It was a goal he missed by nine days when he was cast as Henrik Egerman in Broadway’s first ever revival of the Stephen Sondheim and Hugh Wheeler’s Tony Award-winning masterpiece, A Little Night Music.
The show ran for two years during which time he starred opposite Catherine Zeta-Jones, Angela Lansbury, Bernadette Peters and the late Elaine Stritch. “Just getting to watch these legendary actresses perform every night was the biggest gift any young actor could wish for,” Hunter says.
Since then his career has taken him across the U.S. performing in: Camelot (Mordred) at the Two River Theater in Red Bank, New Jersey; The Pirates of Penzance (Frederic) at the 5th Avenue Theatre in Seattle; Cabaret (Cliff) at the Repertory Theatre of St. Louis, Cincinnati Playhouse in the Park and Sacramento Music Circus; and Fiddler on the Roof (Fyedka) with Pittsburgh Civic Light Opera, to name just a few.
Back in DFW, the young actor was thrilled to finally land a role on his own turf—Ariel in The Tempest at the Dallas Theatre Center in 2011. “It took being cast on Broadway to land a role in Dallas,” he laughs.

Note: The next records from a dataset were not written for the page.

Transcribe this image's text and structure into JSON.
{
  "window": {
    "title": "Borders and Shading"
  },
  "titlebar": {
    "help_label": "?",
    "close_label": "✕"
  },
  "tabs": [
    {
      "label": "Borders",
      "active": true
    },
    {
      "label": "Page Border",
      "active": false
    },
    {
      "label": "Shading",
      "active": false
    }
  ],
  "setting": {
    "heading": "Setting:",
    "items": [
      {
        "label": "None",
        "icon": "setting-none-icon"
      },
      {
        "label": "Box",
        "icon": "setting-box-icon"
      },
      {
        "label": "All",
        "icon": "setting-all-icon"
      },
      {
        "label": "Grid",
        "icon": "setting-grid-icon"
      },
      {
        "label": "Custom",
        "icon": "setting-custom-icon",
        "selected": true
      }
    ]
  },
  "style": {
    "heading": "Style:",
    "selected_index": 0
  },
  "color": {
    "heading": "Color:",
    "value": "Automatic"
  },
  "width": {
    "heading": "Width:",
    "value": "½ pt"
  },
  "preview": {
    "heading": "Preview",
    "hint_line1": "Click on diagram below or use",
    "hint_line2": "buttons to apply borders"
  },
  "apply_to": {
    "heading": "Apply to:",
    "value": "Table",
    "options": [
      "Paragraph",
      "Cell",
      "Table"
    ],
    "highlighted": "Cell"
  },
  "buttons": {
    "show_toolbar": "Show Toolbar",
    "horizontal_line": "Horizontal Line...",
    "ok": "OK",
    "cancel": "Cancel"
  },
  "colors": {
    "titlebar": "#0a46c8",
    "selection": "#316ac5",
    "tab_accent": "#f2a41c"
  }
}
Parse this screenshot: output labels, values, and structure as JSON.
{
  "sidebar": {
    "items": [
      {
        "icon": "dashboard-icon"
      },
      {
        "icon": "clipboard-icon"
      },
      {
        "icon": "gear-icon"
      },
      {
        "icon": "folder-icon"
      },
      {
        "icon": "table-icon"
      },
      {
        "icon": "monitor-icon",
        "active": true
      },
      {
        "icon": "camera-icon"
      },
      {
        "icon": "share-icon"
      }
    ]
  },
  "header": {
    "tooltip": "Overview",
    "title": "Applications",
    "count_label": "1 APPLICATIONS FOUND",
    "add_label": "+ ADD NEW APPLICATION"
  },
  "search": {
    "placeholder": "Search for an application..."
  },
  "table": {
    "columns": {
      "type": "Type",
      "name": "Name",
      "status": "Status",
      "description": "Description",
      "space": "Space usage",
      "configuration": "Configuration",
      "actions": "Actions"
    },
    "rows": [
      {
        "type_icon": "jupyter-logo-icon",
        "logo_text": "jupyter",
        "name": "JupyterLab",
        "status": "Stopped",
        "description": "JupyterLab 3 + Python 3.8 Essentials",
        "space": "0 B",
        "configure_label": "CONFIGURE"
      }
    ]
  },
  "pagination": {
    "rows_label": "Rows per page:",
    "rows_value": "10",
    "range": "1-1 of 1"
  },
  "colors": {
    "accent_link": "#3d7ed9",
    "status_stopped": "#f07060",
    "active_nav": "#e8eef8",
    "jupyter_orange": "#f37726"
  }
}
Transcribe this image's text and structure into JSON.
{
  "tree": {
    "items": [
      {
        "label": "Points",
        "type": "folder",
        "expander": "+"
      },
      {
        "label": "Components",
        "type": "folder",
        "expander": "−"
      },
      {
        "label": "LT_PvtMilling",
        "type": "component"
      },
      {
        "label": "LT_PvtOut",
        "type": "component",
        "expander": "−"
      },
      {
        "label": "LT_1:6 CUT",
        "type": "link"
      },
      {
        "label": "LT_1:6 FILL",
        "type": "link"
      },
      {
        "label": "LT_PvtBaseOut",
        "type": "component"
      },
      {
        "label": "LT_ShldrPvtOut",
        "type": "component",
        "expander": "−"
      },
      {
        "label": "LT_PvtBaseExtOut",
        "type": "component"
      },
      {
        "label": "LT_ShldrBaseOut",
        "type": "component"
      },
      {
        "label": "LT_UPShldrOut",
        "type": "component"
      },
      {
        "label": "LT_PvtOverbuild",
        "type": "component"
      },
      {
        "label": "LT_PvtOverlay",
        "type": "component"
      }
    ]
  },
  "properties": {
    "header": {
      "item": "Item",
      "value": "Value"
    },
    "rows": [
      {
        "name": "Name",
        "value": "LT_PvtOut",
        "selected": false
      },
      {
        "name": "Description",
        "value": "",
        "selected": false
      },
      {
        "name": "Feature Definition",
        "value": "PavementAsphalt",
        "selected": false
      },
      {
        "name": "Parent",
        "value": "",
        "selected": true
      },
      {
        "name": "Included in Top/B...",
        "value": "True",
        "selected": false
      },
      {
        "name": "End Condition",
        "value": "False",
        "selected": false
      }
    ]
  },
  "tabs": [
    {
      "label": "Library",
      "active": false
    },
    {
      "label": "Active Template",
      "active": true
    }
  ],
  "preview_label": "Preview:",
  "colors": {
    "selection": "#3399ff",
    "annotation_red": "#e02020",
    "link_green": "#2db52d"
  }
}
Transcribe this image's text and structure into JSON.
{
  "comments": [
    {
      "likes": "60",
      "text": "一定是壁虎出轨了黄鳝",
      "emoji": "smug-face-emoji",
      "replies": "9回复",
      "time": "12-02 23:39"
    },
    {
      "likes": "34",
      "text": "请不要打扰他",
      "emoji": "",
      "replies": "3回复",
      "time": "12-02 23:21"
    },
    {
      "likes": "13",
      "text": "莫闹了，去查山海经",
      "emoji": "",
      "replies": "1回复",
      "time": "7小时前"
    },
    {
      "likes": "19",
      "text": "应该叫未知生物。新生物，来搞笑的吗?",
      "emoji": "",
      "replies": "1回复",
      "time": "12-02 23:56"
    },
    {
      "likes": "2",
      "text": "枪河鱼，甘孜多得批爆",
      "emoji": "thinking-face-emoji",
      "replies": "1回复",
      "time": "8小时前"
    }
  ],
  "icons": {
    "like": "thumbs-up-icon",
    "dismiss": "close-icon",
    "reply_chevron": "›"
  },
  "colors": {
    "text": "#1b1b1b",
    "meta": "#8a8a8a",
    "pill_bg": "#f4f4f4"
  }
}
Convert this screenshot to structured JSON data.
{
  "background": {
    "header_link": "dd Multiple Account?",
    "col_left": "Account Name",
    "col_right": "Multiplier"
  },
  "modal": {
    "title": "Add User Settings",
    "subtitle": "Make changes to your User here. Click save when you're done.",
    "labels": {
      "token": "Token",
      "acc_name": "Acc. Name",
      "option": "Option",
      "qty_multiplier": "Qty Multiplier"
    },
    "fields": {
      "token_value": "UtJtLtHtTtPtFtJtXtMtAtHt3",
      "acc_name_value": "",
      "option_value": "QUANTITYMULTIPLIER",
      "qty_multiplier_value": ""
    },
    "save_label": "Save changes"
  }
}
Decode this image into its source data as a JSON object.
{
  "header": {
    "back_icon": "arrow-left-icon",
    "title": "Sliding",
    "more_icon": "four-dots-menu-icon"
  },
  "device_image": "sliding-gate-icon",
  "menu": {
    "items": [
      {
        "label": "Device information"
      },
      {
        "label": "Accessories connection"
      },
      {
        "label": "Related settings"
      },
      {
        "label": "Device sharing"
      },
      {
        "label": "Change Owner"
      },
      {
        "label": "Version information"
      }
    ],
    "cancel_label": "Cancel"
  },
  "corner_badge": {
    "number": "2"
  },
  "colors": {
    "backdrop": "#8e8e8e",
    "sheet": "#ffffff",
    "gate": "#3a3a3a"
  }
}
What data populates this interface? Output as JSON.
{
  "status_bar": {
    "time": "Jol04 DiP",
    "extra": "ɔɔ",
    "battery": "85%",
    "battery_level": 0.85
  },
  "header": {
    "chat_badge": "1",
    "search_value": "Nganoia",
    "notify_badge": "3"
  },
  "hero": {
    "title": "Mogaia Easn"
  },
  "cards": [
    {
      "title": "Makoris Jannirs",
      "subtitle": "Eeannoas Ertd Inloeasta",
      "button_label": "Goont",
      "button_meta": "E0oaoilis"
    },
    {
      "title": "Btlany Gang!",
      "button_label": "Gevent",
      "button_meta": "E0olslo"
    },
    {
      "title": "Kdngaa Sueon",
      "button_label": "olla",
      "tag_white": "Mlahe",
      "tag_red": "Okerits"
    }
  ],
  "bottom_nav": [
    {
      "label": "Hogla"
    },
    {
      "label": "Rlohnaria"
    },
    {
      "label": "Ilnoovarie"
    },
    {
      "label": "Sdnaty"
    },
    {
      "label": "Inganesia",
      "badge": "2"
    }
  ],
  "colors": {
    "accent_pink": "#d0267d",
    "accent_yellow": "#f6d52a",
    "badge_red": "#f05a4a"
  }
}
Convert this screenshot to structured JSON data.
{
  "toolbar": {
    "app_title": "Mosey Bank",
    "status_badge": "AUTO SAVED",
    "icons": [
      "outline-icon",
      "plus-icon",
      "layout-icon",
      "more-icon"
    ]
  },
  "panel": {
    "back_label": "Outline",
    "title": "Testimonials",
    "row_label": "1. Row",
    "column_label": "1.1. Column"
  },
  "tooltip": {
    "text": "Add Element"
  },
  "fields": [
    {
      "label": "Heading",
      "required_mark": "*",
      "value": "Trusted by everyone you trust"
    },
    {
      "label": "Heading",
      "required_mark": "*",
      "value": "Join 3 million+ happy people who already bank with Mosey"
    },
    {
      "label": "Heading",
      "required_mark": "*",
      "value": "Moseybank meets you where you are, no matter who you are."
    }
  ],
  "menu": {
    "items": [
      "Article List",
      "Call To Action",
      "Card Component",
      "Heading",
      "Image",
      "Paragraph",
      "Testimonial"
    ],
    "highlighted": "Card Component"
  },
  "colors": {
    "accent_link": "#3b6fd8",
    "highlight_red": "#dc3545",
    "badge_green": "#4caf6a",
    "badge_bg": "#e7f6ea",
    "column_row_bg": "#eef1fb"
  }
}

What’s next? “My next big goal is to be back on Broadway,” Hunter says. “I need to constantly remind myself that there will always be movies, television, and live theater…that every time I don’t get a job that I really wanted, there will always be another opportunity. Art isn’t ever going to disappear.”